A hotter summer will result in increased deaths from heat stroke. There will be more fires, leading to higher near-surface ozone levels. Droughts will increase and fresh water will be scarcer during the hotter summer months. Mountains will lose glaciers in Asia and parts of North America. More people will suffer from malnutrition as fresh water becomes scarce. Hundreds of thousands of species will become extinct. In addition, a warming planet will exacerbate the effects of climate change and other environmental threats.
The science behind climate change and the impact of global warming is complex, but it is not impossible to see the effects of climate change. Scientists have estimated that global temperatures will rise by about 10degF by the end of the century. Even worse, some parts of the world are likely to experience higher temperature increases. In this article, we will look at the most likely outcomes of global warming, as well as how we can protect ourselves.
A large portion of the problem is caused by the burning of fossil fuels, which emits greenhouse gases such as carbon dioxide. These gases trap the sun’s heat and cause global warming. The warmer temperatures are harmful for all life on Earth, causing changes in weather patterns and disrupting the natural balance. Whether these changes will result in sea level rises or droughts remains unclear, but scientists are convinced that humans are responsible for some degree.
There is no doubt that human activity is a major factor in the increasing temperature of the Earth. Through greenhouse gas emissions, human activity increases the planet’s temperature. While the impact of human activity on the global climate is disputed, volumes of scientific research indicate that our activities are warming the planet’s temperature. The IPCC Fourth Assessment Report (2013) states that “Human activity has a clear impact on climate, as measured by rising concentrations of greenhouse gases in the atmosphere, positive radiative forcing, observed warming, and the scientific understanding of climate change.”
Since the Industrial Revolution, human activities have contributed to an increase in greenhouse gases such as company carbon offsets, which has the effect of causing a warmer planet. This effect is further amplified by human activities, as these gases trap infrared heat, which increases the Earth’s temperature. Research into the greenhouse effect shows that it was discovered by Eunice Foote in 1856. However, concerns about the global warming impact of human activity have been increasing in recent years.
A recent AQA resource investigates the economic, social, and environmental impacts of global warming. It includes UK examples and images used as stimulus for pupil led learning. An activity includes card sorting and categorising a number of UK examples. A further AQA resource explores the impacts of global warming on the Arctic, the Pacific, Southeast Asia, and the Indian
Ocean. This includes information on climate change and its effects on the Pacific Ocean, and
the Arctic thaw.
Other greenhouse gases contribute to global warming and are produced from a variety of sources. For example, carbon dioxide emissions are produced by the combustion of fossil fuels, irrigation, deforestation, and manufacturing cement. Methane emissions are produced by livestock, the decay of waste in landfills, and motor vehicles, both road and non-road. Industrial GHG emissions are also generated by processes such as stone, clay, glass, and cement production.

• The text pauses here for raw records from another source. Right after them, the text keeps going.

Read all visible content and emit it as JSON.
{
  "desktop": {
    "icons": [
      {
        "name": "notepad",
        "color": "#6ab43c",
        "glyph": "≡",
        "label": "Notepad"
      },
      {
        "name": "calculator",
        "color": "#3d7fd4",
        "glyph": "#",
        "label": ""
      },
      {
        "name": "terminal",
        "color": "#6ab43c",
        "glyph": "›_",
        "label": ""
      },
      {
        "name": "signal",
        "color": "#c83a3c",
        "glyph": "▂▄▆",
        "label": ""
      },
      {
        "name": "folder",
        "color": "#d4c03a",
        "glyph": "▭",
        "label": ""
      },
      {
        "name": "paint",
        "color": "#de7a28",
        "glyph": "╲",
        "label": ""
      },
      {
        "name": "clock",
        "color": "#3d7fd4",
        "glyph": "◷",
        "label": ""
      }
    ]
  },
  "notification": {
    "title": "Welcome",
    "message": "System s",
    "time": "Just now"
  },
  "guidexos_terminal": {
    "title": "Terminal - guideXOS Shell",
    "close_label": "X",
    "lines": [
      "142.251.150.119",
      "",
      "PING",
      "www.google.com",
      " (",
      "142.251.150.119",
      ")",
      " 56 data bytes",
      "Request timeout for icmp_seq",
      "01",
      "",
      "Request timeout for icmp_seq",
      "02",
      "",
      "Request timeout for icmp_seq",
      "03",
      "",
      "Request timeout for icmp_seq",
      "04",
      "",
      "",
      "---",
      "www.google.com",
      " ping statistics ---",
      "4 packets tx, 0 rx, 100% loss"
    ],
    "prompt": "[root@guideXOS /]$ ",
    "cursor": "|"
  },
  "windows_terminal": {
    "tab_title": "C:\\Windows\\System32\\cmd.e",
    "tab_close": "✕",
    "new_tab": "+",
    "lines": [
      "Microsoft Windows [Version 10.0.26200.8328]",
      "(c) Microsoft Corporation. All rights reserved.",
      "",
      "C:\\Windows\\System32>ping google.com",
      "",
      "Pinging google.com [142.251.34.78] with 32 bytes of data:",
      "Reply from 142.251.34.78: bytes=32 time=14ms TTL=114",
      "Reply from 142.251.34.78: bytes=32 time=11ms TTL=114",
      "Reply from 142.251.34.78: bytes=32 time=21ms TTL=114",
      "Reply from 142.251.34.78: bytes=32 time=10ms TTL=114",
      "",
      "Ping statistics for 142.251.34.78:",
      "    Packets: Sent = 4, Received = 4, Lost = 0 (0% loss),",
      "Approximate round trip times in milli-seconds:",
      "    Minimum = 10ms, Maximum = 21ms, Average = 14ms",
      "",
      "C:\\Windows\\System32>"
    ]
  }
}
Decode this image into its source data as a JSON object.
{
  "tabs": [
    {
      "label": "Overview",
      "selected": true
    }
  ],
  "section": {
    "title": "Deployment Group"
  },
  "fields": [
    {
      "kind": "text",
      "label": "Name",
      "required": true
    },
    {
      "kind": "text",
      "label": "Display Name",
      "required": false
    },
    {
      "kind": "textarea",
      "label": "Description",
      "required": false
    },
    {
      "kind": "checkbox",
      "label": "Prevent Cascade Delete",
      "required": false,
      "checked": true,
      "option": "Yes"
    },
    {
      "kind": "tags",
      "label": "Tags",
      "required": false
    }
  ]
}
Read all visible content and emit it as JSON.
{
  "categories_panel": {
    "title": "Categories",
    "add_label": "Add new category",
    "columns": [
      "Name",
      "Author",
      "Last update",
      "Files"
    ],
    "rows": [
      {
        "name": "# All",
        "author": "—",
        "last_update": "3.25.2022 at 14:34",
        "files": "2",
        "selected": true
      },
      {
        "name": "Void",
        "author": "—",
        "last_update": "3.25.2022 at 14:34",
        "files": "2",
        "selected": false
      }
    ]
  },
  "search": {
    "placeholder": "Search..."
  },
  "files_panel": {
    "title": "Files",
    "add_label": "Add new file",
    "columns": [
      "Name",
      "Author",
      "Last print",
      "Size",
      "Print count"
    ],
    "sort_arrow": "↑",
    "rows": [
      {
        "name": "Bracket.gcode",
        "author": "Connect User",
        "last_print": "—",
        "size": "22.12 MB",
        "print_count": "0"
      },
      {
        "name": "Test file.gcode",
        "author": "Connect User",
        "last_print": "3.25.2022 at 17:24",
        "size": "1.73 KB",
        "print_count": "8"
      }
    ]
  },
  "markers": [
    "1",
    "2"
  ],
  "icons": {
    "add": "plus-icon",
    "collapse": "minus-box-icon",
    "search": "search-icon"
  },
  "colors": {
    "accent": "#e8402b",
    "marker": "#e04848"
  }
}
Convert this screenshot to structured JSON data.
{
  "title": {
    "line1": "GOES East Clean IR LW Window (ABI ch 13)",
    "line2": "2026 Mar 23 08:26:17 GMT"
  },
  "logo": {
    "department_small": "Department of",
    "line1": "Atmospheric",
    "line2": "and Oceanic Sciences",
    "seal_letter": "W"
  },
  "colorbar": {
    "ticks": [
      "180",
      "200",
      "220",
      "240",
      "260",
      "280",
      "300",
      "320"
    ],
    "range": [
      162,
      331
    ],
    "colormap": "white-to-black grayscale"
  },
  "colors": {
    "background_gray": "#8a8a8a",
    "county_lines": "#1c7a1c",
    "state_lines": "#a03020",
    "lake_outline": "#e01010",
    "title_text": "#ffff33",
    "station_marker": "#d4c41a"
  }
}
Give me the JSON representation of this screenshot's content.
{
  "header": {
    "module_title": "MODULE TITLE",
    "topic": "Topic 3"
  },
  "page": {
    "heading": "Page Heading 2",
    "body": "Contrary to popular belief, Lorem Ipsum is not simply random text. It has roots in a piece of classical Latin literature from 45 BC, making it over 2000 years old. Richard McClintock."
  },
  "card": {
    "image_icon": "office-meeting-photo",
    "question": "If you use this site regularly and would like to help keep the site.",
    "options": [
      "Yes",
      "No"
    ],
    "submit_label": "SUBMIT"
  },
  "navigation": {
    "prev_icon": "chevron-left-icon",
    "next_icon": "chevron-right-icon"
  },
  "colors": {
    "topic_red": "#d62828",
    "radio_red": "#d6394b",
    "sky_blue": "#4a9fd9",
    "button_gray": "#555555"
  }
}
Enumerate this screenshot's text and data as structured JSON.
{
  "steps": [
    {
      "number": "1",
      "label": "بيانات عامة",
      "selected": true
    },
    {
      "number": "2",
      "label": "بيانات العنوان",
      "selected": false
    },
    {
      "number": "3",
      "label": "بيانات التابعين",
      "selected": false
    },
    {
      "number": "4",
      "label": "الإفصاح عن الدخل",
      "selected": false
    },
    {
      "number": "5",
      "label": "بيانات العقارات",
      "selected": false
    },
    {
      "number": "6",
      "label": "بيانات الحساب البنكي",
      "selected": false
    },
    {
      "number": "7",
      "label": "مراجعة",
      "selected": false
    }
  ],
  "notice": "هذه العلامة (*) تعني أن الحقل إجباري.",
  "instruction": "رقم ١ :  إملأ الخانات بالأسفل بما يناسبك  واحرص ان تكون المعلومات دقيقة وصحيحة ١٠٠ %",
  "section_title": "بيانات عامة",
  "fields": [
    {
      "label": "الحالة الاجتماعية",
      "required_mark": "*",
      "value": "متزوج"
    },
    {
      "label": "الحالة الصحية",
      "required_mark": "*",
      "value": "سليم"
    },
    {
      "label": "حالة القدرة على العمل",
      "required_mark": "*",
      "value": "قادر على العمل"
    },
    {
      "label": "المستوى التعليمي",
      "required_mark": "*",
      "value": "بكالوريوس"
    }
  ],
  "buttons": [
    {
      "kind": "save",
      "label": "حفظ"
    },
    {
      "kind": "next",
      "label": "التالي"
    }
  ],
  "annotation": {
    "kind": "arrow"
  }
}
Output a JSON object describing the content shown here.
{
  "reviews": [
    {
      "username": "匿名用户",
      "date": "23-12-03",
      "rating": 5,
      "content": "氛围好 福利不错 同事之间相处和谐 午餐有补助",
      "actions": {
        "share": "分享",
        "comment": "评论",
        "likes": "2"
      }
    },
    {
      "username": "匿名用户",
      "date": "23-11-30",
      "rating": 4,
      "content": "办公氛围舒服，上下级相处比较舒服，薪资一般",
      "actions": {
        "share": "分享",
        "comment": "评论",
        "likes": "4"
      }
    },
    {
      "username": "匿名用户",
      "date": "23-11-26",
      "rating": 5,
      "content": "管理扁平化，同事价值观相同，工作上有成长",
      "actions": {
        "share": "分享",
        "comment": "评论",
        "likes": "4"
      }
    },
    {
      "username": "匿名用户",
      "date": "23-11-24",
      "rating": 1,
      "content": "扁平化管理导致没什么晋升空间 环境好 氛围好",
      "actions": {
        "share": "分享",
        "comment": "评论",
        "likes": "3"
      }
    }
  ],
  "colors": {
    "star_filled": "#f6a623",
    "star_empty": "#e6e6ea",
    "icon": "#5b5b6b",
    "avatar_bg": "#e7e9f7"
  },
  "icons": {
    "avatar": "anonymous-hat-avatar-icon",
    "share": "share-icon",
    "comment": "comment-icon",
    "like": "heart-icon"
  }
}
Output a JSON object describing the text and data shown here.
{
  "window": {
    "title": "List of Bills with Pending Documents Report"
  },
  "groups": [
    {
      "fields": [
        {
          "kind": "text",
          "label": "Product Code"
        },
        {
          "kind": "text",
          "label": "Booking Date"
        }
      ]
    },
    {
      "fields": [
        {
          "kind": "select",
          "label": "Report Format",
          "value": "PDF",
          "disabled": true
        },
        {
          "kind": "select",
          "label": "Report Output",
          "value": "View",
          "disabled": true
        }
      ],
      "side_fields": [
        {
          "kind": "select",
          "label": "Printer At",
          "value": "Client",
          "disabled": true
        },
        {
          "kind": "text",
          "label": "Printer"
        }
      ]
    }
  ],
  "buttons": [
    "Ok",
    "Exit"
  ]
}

Policy options to reduce greenhouse gas emissions
State governments have a number of options for reducing emissions of greenhouse gases, mainly carbon dioxide, from the power sector. While some of these measures explicitly address climate change, others aim to reduce costs for consumers by encouraging energy efficiency. Renewable portfolio standards and carbon tax are two popular approaches, and all 29 states currently have them. Smart meters, smart cities, and building codes are other options to reduce emissions. The combination of these measures is needed to control global warming.
Some mitigation technologies are more expensive than carbon. For example, offshore wind and solar thermal are not as costly as carbon, but can be compared in terms of cost to carbon. But there are also less expensive mitigation technologies, including advanced nuclear and solar thermal. The IMF estimates that a tax of $75 a ton of carbon dioxide in 2019 would allow the world to meet its Paris Agreement target of 2 degrees Celsius.
Human health impacts
While the human health impacts of global warming can be attributed to various factors, the most obvious is climate change. While people will face a variety of risks from climate change, each one will be more severe depending on individual sensitivity and the capacity of health systems in that region. Many risks are directly related to the environment, including increased air pollution and waterborne and vector-borne diseases. Moreover, extreme weather events will increase the risk of certain diseases, including malaria, dengue fever, and dengue fever.
While people living in developing nations will be most at risk from climate change, it is important to note that wealthy countries are also facing significant risks. For example, warmer average temperatures will lead to longer and hotter days. In the United States, this will result in increased heat-related deaths. By the end of the century, this number could rise to tens of thousands of extra deaths every year. This will likely be exacerbated by other factors, including changes in weather patterns and diet.